Canadian Burial Laws: What The Laws Say And How They Apply To You


If you are planning ahead for your own burial service, be aware that there are multiple laws, regulations, and codes restricting burials, cremations and the operation of funeral homes in Ontario, Canada. Although this is not unusual for most developed countries, you should become familiar with what these laws say so you and your surviving family members understand how the laws apply to your pre-death funerary arrangements. Some laws are fairly common knowledge, while others are not.

No Irregular Burial Sites

This particular ordinance helps support the illegality of burying a body in the woods or out of sight of witnesses. In actuality, it was meant to keep private property owners from burying relatives on their own land, but it works for both murder victims and known deceased. Ergo, if you have several hectares of land and want to be buried on it, it is not allowed in Ontario. You will have to find land in another province that has less strict burial laws.

Veteran Burial Grounds

Unless you make a special request of the federal and provincial governments, you cannot bury a veteran anywhere else but in a veteran cemetery without special permission. Removal of veteran remains after he or she has been buried in the veterans' cemetery in Ontario is also forbidden. If you are a veteran but would prefer to be buried with your entire family in another location, be sure to file all the necessary paperwork to get permission from the military and the government.

Aboriginal Burial Grounds

There are exceptions to every rule, as is the case with aboriginal peoples of Canada. If you are part of a native tribe in Ontario, the government has set aside land and graves in accordance with your people's traditions. This allows you the option to have either a traditional native burial service or a typical Euro-Canadian burial service instead. Your remains may be buried either way without special permission from the federal and provincial governments, so be sure to tell your funeral director and/or tribe elders which you would prefer.

Atheist, Agnostic and Other Services

If you are not Christian or you do not acknowledge any other religion as your own, you may want to leave very specific instructions for your funeral and burial. Since the concept of burial in sanctified ground is a very Christian action, atheists and agnostics may choose to be cremated instead. Your ashes may be scattered in accordance with Ontario's laws and you are free to deny any sort of service by a clergy. Just inform the funeral home of your particular persuasion and preferences.


11 August 2015

Helping People Recover from Grief
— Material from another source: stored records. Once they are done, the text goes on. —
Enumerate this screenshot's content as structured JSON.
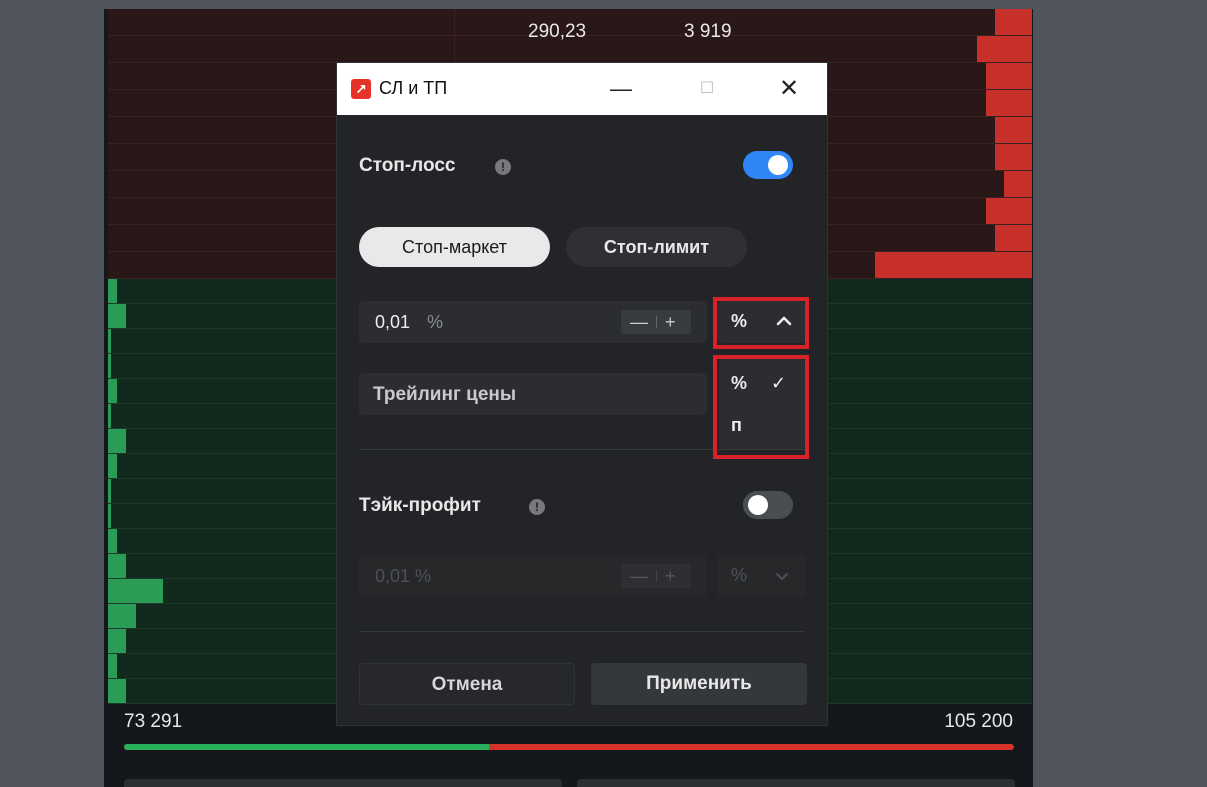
{
  "orderbook": {
    "visible_price": "290,23",
    "visible_quantity": "3 919",
    "buy_volume": "73 291",
    "sell_volume": "105 200",
    "buy_ratio": 0.41,
    "ask_bars": [
      0.04,
      0.06,
      0.05,
      0.05,
      0.04,
      0.04,
      0.03,
      0.05,
      0.04,
      0.17
    ],
    "bid_bars": [
      0.01,
      0.02,
      0.0,
      0.0,
      0.01,
      0.0,
      0.02,
      0.01,
      0.0,
      0.0,
      0.01,
      0.02,
      0.06,
      0.03,
      0.02,
      0.01,
      0.02
    ]
  },
  "dialog": {
    "app_icon_glyph": "↗",
    "title": "СЛ и ТП",
    "window_controls": {
      "minimize": "—",
      "maximize": "☐",
      "close": "✕"
    },
    "stop_loss": {
      "label": "Стоп-лосс",
      "info_glyph": "!",
      "enabled": true,
      "modes": {
        "market": "Стоп-маркет",
        "limit": "Стоп-лимит",
        "selected": "market"
      },
      "value": "0,01",
      "value_unit": "%",
      "stepper": {
        "minus": "—",
        "plus": "+"
      },
      "unit_select": {
        "value": "%",
        "chevron": "^"
      },
      "unit_options": [
        {
          "label": "%",
          "selected": true,
          "check": "✓"
        },
        {
          "label": "п",
          "selected": false
        }
      ],
      "trailing_label": "Трейлинг цены"
    },
    "take_profit": {
      "label": "Тэйк-профит",
      "info_glyph": "!",
      "enabled": false,
      "value": "0,01 %",
      "stepper": {
        "minus": "—",
        "plus": "+"
      },
      "unit_select": {
        "value": "%",
        "chevron": "v"
      }
    },
    "buttons": {
      "cancel": "Отмена",
      "apply": "Применить"
    }
  },
  "colors": {
    "accent_toggle": "#2f86f6",
    "ask": "#c8302c",
    "bid": "#2a9c56",
    "highlight": "#d8222a"
  }
}
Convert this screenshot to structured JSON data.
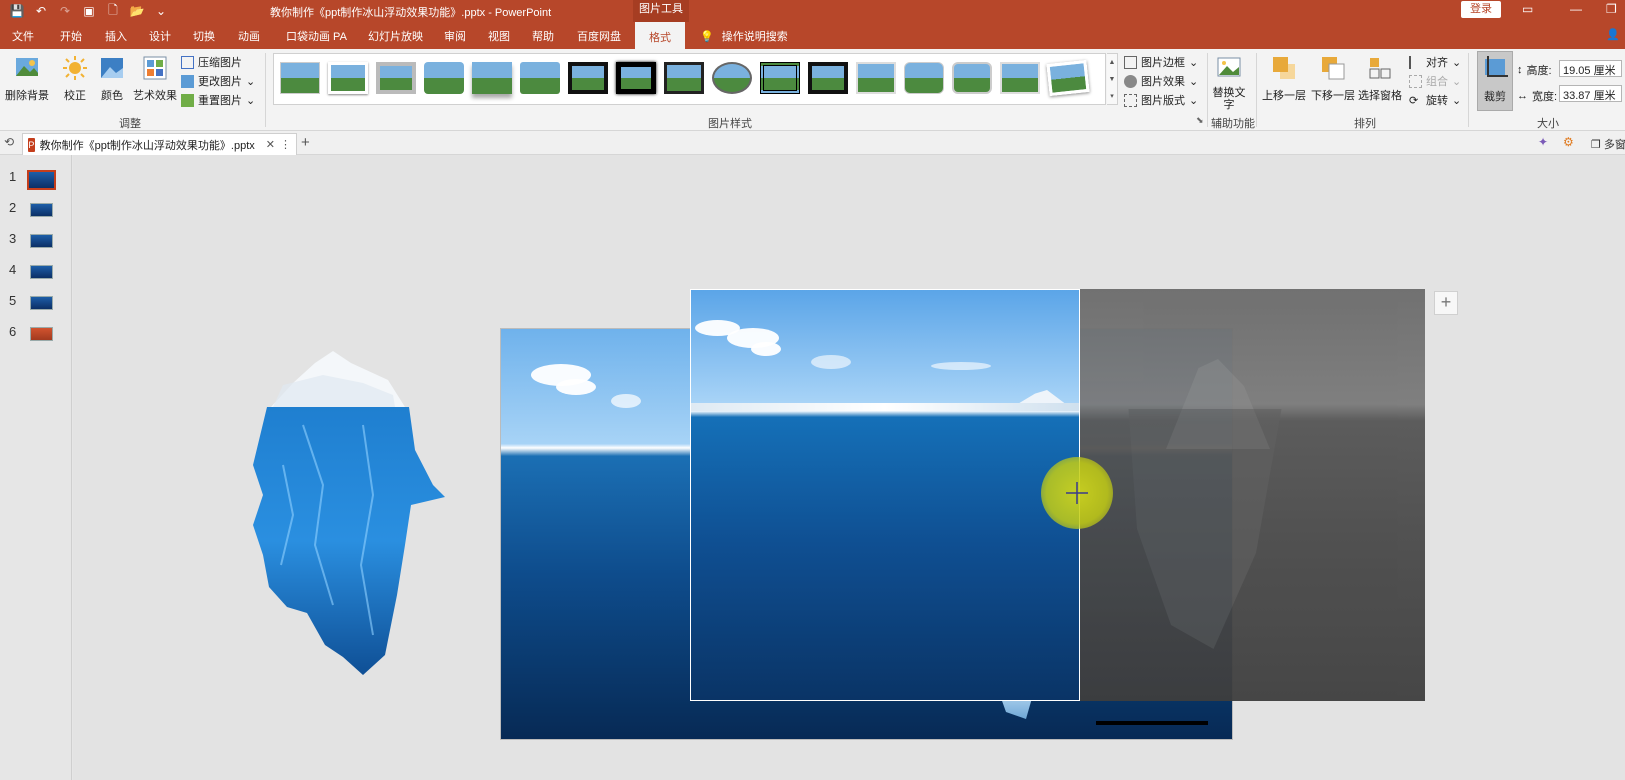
{
  "title_bar": {
    "doc_title": "教你制作《ppt制作冰山浮动效果功能》.pptx  -  PowerPoint",
    "context_tab_group": "图片工具",
    "login": "登录"
  },
  "tabs": [
    "文件",
    "开始",
    "插入",
    "设计",
    "切换",
    "动画",
    "口袋动画 PA",
    "幻灯片放映",
    "审阅",
    "视图",
    "帮助",
    "百度网盘",
    "格式"
  ],
  "active_tab": "格式",
  "tell_me": "操作说明搜索",
  "ribbon": {
    "remove_bg": "删除背景",
    "correct": "校正",
    "color": "颜色",
    "art_effects": "艺术效果",
    "compress": "压缩图片",
    "change": "更改图片",
    "reset": "重置图片",
    "group_adjust": "调整",
    "picture_border": "图片边框",
    "picture_effects": "图片效果",
    "picture_layout": "图片版式",
    "group_styles": "图片样式",
    "alt_text": "替换文字",
    "group_access": "辅助功能",
    "bring_forward": "上移一层",
    "send_backward": "下移一层",
    "selection_pane": "选择窗格",
    "align": "对齐",
    "group_obj": "组合",
    "rotate": "旋转",
    "group_arrange": "排列",
    "crop": "裁剪",
    "height_label": "高度:",
    "height_value": "19.05 厘米",
    "width_label": "宽度:",
    "width_value": "33.87 厘米",
    "group_size": "大小"
  },
  "doc_tab": {
    "label": "教你制作《ppt制作冰山浮动效果功能》.pptx",
    "right_label": "多窗"
  },
  "slides": [
    "1",
    "2",
    "3",
    "4",
    "5",
    "6"
  ],
  "selected_slide": "1",
  "icons": [
    "save-icon",
    "undo-icon",
    "redo-icon",
    "new-icon",
    "open-icon",
    "search-icon",
    "plus-icon"
  ]
}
Are you searching for a new career? Perhaps, more than anything, you want to do something that makes a positive difference in others’ lives. If you can relate to this scenario, consider obtaining a job at a funeral home. At a funeral home, you can help people give their loved ones beautiful, memorable burials. Some of your duties might include helping people select caskets, decide on the order of funeral services, and choose a minister to speak at funeral services. On this blog, I hope you will discover the most common tasks employees at funeral homes complete on a daily basis. Enjoy!